- _Instructions to follow_: Check every line in the listing below for "上老王论坛当老王". Copy the ones where it occurs.

- _Supplied material_:
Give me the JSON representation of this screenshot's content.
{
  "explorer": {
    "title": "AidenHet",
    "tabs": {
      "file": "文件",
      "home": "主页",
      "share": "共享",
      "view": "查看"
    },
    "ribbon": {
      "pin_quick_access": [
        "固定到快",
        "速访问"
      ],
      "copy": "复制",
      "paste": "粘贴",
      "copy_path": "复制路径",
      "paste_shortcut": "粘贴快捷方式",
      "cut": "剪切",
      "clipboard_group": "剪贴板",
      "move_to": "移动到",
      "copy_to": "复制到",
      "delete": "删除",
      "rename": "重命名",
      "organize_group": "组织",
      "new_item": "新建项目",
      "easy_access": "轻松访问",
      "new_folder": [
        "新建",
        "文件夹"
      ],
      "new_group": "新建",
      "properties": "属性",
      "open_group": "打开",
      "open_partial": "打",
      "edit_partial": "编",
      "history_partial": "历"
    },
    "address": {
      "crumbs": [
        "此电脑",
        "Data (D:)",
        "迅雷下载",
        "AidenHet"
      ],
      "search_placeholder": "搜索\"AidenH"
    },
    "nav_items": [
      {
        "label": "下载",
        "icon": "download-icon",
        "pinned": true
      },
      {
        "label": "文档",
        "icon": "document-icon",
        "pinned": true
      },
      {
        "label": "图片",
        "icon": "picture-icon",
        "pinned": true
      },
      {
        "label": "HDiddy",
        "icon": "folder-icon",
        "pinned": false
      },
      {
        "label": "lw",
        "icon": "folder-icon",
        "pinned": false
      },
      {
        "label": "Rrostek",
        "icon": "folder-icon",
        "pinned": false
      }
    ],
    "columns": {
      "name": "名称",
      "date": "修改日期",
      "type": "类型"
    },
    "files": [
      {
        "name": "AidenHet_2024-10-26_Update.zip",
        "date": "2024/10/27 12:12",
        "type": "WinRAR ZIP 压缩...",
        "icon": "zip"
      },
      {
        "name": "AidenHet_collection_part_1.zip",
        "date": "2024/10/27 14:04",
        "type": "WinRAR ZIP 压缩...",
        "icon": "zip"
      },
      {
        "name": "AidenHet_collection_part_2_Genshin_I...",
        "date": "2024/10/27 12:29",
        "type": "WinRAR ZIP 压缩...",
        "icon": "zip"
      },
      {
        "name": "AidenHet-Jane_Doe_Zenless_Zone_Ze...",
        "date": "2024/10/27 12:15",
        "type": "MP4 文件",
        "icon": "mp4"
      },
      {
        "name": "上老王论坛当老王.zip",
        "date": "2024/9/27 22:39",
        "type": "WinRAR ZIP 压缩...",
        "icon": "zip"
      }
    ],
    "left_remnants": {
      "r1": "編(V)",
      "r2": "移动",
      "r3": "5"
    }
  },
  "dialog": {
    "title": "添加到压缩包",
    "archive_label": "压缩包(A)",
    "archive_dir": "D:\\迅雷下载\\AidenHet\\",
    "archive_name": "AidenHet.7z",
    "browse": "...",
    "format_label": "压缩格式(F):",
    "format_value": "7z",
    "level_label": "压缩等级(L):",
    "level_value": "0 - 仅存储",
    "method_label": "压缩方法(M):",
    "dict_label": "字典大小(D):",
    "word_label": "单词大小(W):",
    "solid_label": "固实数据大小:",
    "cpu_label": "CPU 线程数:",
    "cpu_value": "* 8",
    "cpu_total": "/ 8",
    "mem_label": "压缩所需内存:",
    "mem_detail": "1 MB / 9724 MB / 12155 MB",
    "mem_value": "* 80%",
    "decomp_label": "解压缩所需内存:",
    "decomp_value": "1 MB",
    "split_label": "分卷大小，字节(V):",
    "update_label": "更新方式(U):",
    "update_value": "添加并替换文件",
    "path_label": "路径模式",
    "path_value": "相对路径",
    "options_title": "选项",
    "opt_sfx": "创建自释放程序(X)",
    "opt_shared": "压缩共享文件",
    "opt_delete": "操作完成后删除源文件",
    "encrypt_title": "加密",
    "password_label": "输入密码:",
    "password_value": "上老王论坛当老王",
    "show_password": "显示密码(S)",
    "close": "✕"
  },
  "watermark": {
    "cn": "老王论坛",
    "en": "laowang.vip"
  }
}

- _Problem solution_:
        "name": "上老王论坛当老王.zip",
    "password_value": "上老王论坛当老王",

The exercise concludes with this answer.